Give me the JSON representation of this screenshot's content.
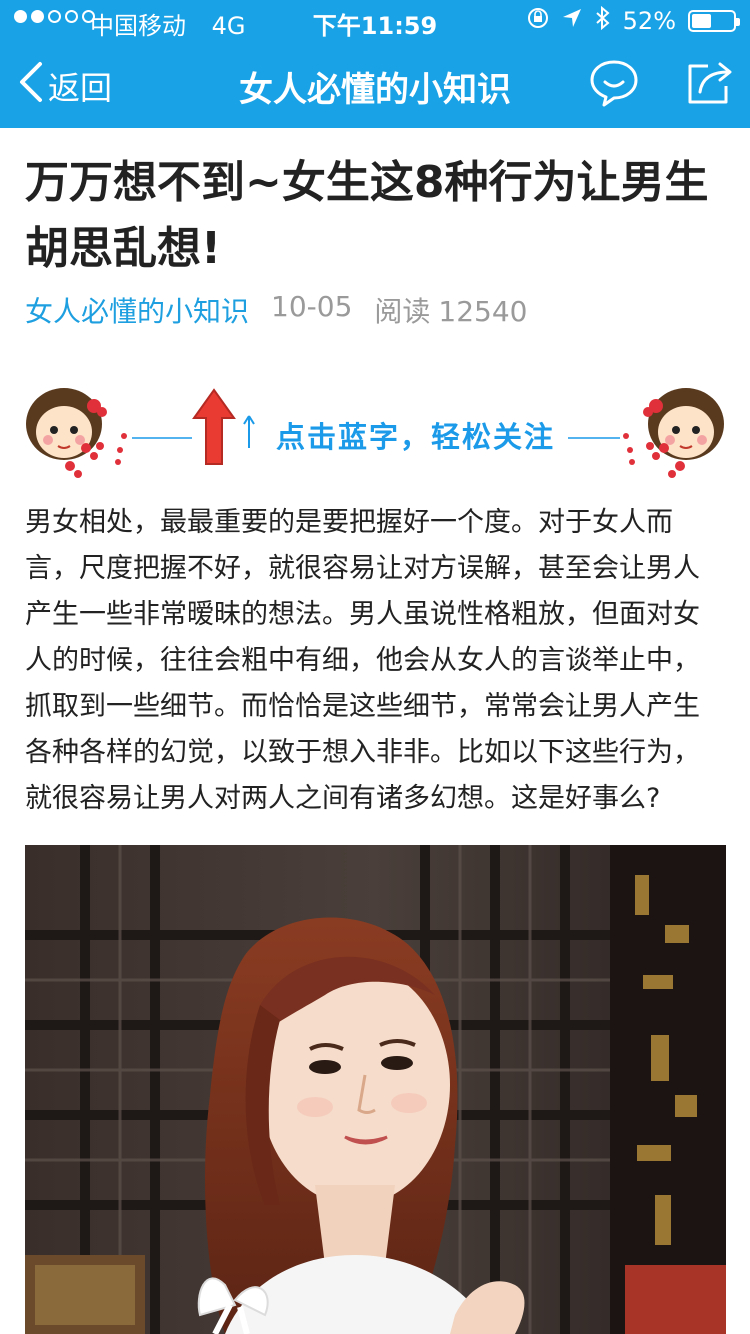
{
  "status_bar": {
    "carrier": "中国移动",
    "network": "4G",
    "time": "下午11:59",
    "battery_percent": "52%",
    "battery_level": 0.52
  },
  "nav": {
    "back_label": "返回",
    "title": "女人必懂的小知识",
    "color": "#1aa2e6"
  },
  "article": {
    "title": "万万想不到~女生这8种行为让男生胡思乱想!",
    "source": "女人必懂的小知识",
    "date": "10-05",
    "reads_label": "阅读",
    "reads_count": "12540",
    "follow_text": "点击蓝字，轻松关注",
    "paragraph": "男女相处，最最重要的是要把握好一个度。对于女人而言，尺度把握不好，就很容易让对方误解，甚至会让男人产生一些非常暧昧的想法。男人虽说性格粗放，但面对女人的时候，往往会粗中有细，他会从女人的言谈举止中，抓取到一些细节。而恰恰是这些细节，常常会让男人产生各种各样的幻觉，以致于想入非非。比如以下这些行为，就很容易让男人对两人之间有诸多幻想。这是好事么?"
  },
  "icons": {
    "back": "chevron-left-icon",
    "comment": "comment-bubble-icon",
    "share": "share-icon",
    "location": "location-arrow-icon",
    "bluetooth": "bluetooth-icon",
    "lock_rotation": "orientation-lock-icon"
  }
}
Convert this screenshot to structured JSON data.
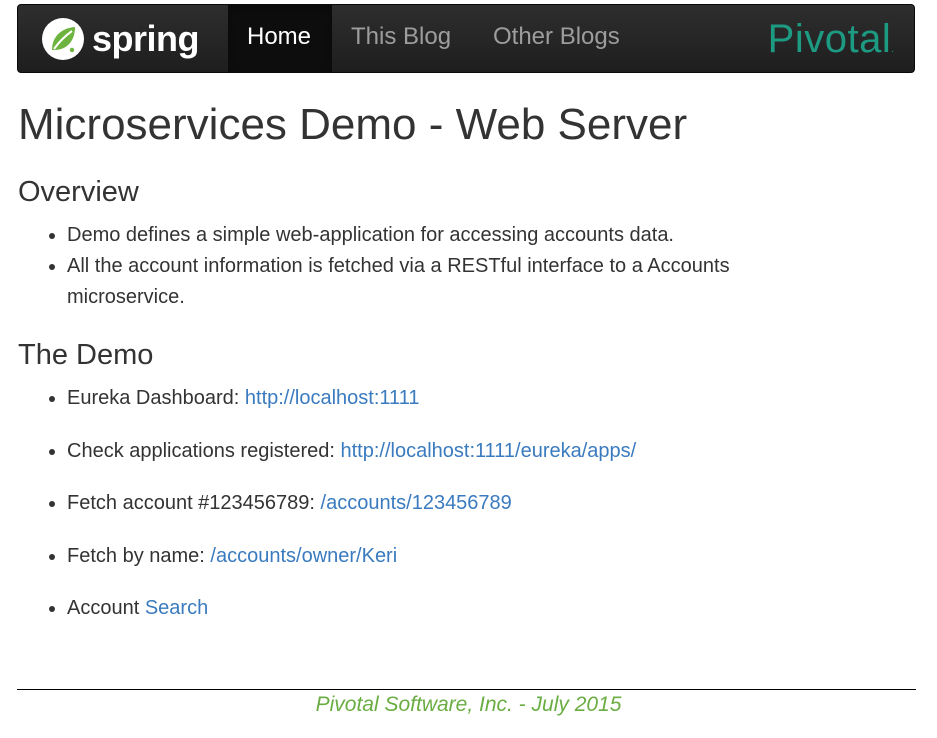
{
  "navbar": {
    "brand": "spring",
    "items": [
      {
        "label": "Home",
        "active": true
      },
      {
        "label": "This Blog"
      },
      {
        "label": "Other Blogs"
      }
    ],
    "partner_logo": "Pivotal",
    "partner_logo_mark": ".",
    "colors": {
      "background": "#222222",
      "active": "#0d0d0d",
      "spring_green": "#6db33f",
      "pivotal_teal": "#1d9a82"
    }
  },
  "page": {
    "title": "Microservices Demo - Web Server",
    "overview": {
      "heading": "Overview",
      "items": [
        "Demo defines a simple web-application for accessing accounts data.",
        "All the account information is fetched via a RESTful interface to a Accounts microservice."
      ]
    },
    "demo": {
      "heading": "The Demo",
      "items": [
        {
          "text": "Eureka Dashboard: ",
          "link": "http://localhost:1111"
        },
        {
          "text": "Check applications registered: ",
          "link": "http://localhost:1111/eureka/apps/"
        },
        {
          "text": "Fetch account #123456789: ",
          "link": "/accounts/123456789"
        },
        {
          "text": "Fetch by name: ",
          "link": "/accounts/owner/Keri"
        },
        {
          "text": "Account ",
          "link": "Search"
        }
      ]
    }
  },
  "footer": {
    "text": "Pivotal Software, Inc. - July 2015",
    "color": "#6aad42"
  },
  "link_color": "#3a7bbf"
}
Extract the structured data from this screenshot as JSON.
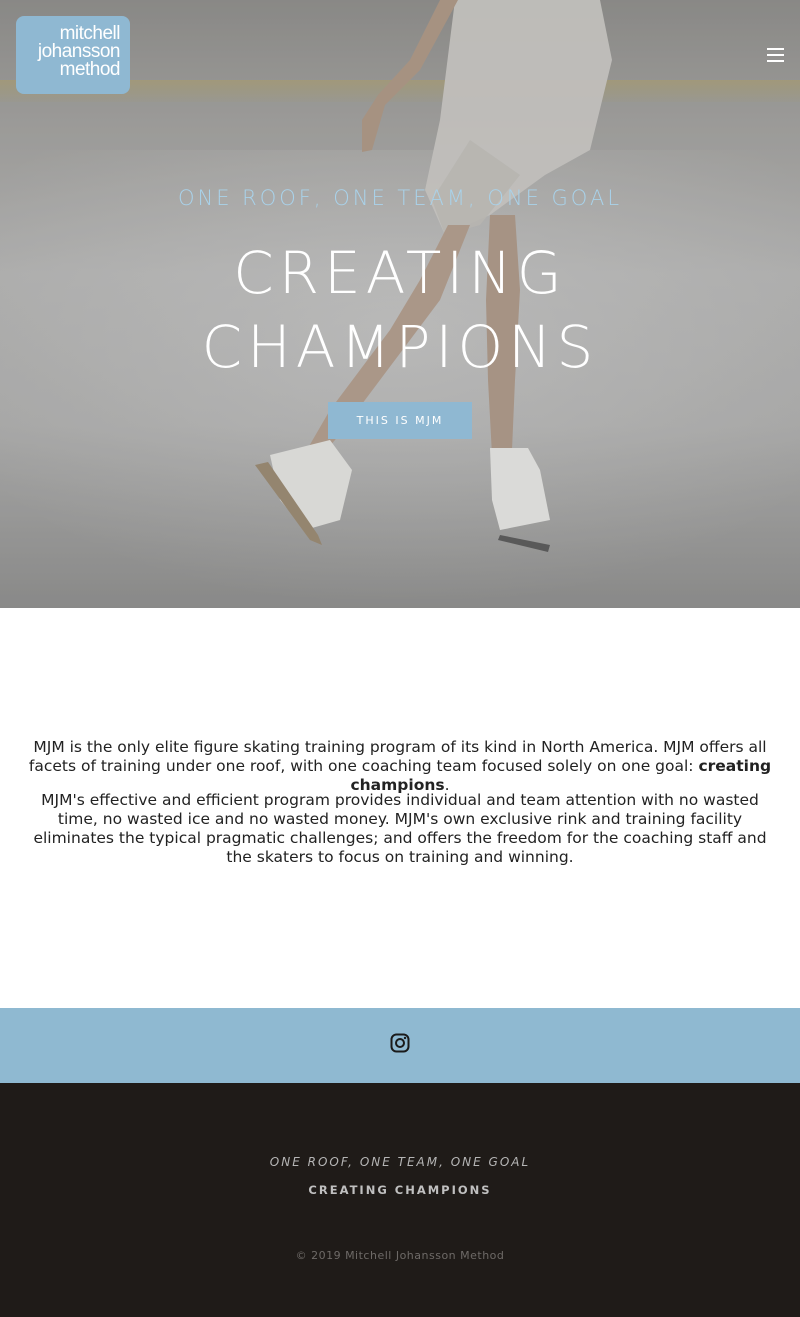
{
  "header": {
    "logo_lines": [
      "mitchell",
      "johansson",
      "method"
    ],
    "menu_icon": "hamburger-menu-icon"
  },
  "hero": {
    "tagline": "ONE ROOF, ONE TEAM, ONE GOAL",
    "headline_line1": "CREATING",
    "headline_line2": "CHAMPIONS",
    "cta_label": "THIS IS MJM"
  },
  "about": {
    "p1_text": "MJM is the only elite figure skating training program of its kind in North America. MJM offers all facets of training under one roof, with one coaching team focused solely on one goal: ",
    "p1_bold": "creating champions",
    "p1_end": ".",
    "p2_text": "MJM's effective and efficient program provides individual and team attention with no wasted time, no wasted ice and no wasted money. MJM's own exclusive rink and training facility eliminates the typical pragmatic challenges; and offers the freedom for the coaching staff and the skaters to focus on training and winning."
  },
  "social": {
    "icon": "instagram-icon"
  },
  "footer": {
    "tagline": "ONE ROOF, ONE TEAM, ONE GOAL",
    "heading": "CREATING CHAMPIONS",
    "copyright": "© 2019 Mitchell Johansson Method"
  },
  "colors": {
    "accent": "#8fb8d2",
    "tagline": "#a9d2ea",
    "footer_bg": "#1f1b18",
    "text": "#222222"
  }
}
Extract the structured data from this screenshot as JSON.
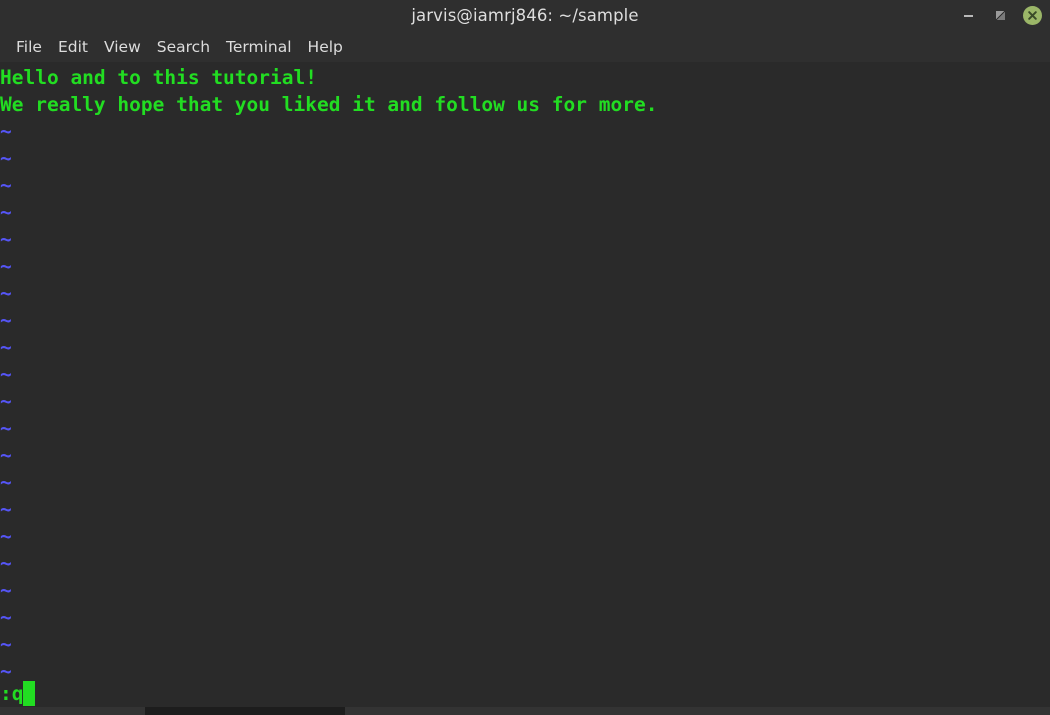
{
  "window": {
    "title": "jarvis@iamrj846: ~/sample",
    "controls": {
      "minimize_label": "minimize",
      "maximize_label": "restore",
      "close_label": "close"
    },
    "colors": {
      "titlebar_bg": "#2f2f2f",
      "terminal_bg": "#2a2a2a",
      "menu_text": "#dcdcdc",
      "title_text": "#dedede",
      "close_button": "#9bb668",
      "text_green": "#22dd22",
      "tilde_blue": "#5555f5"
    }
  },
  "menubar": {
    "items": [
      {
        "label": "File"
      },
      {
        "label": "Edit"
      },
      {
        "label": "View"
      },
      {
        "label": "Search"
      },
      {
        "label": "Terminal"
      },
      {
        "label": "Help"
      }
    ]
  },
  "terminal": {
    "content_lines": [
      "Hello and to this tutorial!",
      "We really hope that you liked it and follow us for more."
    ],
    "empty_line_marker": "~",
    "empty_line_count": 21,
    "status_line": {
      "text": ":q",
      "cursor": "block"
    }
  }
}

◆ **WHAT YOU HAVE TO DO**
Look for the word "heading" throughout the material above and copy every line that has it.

◆ **THE ANSWER**
      "heading": "Overview",
      "heading": "The Demo",
    "heading": "CREATING CHAMPIONS",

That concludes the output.